When you’re communicating with the CheckListers, be sure you’re presenting an approach that has a high likelihood of being successful or you may never hear the end of it! Also, give them a robust explanation of the method you’re recommending, in as much detail as you can manage.

Naturally skeptical and distrustful of the new, to help overcome the CheckLister’s reluctance to go forward, you need to prepare a thorough and orderly analysis of the data behind your plan or about your product. They never want to be wrong and insist on proof that what you’re asking for approval will, in fact, work. Find and arrange your evidence carefully, and you’re on your way to a home run.

How Can CheckListers Adapt Their Behavior?

If you are a CheckLister, you are one of the quality-control chiefs of the planet, the ultimate inspectors in fields such as finance, the law, and logistics. In editing, you carefully strive to be sure that every “t” is crossed and every “i” is properly dotted.

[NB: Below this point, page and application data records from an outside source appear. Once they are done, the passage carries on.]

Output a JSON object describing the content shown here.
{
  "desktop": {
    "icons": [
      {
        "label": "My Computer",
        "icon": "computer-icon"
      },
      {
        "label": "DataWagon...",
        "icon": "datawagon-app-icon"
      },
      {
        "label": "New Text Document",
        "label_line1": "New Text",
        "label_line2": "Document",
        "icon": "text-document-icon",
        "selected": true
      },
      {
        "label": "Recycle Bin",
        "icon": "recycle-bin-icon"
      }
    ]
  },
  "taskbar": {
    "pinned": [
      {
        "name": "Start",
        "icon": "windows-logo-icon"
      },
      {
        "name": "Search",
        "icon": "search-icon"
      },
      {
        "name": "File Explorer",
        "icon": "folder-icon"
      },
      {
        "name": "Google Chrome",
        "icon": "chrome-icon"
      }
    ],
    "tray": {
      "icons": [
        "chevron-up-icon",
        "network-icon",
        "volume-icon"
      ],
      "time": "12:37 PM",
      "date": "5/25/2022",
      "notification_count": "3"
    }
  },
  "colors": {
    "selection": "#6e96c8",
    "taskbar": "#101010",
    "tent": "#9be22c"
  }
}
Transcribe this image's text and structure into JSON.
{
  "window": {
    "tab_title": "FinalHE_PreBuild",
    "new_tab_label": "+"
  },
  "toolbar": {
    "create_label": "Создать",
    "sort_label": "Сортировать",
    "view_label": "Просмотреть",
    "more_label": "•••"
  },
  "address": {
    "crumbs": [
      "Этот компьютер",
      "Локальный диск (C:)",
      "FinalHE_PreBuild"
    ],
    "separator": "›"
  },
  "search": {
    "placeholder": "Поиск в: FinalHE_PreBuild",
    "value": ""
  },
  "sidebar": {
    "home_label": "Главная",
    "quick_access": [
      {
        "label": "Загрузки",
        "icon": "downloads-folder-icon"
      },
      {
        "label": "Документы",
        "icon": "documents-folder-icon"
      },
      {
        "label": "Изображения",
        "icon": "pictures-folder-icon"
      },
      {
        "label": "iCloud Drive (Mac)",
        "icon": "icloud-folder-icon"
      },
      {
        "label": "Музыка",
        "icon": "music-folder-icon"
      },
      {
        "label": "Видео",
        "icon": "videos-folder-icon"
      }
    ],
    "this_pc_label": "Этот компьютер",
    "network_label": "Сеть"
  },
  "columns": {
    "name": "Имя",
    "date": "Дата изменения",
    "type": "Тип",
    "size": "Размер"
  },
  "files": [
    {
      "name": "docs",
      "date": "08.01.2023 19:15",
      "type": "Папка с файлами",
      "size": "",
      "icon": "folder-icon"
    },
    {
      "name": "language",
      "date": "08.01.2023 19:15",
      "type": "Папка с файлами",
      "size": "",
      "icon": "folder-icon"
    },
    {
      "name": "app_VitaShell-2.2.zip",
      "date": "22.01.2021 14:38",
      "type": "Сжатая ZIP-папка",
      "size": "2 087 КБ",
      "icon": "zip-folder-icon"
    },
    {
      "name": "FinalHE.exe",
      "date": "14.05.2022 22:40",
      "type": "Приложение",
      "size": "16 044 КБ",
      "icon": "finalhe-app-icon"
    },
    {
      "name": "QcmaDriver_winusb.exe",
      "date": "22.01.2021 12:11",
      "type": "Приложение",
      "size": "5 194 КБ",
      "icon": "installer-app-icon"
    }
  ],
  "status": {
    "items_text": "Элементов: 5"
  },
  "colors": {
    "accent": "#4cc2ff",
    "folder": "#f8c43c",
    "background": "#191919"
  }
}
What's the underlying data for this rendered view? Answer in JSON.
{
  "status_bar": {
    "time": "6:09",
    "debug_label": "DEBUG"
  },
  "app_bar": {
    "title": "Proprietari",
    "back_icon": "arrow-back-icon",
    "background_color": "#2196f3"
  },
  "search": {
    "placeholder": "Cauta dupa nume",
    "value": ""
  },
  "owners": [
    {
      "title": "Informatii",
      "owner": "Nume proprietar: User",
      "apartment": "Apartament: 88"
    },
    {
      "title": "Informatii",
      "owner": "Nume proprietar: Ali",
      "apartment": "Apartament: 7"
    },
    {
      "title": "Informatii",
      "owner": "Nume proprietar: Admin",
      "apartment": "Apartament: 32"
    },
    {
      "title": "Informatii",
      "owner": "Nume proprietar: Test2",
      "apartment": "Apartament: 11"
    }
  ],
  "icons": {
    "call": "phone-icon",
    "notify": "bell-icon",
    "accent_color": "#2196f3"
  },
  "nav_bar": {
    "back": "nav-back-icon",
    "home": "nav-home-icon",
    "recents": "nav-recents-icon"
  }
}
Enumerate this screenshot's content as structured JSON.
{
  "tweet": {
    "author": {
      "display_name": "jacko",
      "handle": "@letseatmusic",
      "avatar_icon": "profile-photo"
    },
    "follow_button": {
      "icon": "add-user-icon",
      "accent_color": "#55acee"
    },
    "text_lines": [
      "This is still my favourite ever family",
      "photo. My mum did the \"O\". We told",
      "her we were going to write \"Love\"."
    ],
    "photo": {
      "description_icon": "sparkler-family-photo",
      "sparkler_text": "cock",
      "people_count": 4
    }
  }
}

While such precision is critical in many situations, it can absolutely throw a monkey wrench into the path of a train traveling faster than you like or perhaps in a direction you don’t think you want it to go. In your quest to follow the rules, you may overlook a situation that requires special consideration and a different treatment.

Let go of the red pen in your hand for a moment, or your digital equivalent. Try not to be so judgmental of every action before you. Give yourself the right to step back and look at the question at hand from a bit of a distance, instead of being right on top of the matter. Use your gift of being systematic to analyze what could work well, not only what might fail.

 
President/CEO
Speak Out, Inc.
Miami, FL
305-273-6641